***** GIVEN ENTRIES

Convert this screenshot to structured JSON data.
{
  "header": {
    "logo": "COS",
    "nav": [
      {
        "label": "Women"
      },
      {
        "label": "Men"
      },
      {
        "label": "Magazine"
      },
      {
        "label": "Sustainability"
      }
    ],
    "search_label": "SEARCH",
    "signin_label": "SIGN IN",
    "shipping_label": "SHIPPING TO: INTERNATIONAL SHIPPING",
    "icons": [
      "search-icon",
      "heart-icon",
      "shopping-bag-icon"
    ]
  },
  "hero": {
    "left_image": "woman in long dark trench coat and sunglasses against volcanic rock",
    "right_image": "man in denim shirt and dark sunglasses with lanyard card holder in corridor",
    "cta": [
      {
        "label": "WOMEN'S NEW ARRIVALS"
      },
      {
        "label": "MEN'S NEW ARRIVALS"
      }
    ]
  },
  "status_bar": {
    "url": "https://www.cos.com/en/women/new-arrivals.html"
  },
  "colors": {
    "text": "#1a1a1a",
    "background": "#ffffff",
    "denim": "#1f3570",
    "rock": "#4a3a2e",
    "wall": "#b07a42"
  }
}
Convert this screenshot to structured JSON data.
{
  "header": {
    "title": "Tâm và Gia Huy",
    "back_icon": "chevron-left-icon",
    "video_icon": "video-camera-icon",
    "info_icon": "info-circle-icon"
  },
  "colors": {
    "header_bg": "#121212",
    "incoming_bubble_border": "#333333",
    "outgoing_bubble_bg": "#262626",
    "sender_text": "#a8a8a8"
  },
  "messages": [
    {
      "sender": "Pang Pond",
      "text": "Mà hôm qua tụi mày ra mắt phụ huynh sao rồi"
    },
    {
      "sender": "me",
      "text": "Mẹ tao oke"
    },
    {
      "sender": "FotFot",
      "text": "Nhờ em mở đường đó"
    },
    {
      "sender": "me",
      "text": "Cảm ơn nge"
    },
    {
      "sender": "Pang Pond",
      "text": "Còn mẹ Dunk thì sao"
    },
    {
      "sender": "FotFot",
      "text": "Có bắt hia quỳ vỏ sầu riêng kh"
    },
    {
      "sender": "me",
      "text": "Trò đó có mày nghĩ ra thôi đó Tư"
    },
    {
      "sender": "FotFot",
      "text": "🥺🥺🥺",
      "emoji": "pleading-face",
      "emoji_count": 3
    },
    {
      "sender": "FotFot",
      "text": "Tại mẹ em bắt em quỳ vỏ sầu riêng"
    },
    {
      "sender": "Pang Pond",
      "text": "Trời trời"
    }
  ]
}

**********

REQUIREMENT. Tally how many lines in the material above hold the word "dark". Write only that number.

RESULT OF THIS EXERCISE. 2